This week, the House is serving up foreclosure reform and nurse parity to ensure equal pay for equal work. The Ways & Means subcommittees are going to start working through the budgets, too.
I suspect we'll continue to still see a fundamental contrast between the budget priorities of the Democrats and the Republicans. The elephant in the room continues to be PERS--and it's practically all the Republicans talk about. The GOP have sponsored three dozen bills to "fix" PERS.. They seem thrilled to chomp away at benefits for middle to low income retirees. The Oregonian seems eager to cast this as Democrats being afraid to "cross unions". But it's much deeper than that...and it's too bad that the paper isn't more thoughtful in it's reporting. "Crossing unions" isn't the issue. Many, many people in Oregon worked to earn their retirement. They count on it to take care of themselves. Not to mention the fact that the Oregon economy needs these consumers to spend that money..injecting it into local economies. Right now, PERS is causing a serious strain on the budget. But as the state climbs out of recession and revenues climb, that's less of a problem.
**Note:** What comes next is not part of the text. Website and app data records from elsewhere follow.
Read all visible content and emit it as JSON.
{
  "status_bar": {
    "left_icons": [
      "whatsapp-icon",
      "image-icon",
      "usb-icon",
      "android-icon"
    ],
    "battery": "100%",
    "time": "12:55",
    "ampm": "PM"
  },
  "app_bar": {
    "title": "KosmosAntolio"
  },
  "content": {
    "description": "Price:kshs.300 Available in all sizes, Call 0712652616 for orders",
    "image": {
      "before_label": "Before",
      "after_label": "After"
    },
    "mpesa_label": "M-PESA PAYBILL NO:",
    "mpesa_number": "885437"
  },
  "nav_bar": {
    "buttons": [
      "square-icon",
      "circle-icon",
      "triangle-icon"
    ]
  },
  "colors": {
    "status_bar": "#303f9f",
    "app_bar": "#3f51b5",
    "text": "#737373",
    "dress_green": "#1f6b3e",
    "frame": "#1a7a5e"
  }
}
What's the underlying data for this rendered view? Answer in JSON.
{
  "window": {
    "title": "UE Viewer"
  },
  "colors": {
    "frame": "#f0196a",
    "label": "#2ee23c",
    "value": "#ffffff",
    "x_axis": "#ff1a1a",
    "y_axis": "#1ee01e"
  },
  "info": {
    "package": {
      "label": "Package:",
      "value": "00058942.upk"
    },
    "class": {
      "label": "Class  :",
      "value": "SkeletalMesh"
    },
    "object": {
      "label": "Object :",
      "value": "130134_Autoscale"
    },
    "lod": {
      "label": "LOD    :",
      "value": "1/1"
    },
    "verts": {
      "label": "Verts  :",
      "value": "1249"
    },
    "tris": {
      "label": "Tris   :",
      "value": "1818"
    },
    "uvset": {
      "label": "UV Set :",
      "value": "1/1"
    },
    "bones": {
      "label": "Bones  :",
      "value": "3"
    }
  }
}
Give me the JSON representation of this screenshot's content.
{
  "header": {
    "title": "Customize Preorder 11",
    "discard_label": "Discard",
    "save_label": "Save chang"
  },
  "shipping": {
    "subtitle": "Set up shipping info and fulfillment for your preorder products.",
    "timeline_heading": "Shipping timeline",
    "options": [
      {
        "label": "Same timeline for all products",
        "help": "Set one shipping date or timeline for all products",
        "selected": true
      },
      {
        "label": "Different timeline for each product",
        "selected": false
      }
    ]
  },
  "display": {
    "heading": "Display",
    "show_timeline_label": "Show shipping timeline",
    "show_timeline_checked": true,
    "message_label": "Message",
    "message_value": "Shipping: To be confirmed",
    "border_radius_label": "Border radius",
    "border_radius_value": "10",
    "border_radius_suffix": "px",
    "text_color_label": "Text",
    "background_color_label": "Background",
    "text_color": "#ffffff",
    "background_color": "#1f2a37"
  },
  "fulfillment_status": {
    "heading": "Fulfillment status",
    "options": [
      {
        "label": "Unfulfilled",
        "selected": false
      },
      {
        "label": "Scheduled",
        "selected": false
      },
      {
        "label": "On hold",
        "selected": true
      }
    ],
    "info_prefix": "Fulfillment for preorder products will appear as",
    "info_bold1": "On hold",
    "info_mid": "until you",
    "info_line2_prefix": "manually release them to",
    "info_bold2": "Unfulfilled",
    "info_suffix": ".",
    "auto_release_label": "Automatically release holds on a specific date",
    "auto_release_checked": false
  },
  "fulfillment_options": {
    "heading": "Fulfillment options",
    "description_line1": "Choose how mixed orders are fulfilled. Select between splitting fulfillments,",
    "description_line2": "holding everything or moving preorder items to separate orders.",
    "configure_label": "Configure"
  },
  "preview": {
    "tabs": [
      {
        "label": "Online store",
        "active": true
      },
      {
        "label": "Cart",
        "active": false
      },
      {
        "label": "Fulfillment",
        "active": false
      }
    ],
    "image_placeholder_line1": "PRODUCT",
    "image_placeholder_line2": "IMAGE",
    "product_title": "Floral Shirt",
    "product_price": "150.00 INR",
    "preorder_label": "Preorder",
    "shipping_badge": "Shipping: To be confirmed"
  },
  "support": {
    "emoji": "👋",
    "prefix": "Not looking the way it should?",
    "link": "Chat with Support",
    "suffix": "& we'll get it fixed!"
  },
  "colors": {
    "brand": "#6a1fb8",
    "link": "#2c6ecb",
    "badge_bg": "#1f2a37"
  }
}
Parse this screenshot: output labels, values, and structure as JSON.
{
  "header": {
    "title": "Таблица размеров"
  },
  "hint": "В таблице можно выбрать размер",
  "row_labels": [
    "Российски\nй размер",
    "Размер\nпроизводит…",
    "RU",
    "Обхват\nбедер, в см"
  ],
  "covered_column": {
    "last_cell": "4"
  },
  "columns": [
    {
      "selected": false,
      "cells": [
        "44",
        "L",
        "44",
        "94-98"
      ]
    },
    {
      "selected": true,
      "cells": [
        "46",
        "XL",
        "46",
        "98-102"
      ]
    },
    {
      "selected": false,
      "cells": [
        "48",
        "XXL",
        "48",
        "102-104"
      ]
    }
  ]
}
It's seems ludicrous to take a sledgehammer to the problem when a short-term scalpel fix will do.
And that's where you're going to see the main difference between the Dems and the GOP going forward. Are we going to take a long term swipe at the elderly who earned their retirement or are we going to eliminate tax expenditures and giveaways that aren't paying off...and will we ever get comprehensive tax reform in Oregon?
Would that the Republicans were so interested to chomp away at benefits for those who are already thriving under the many tax expenditures and giveaways. But I digress.
Today the Senate Environment Committee will have the first hearing to remove the sunset from the Clean Fuels Program (Low Carbon Fuel Standard). Tuition Equity gets its first hearing in the Senate Education Committee on Tuesday. On Wednesday, the Senate Judiciary Committee will hear an amended proposal to regulate drones in Oregon airspace.
I find the drone discussion especially interesting, given that the Federal Aviation Administration estimated that 10,000 drones will be in use in U.S. airspace within the next five years. Others have estimated the number at two or three times, that amount.
Look for the Senate to move out a bill on foreclosure reform this week as well.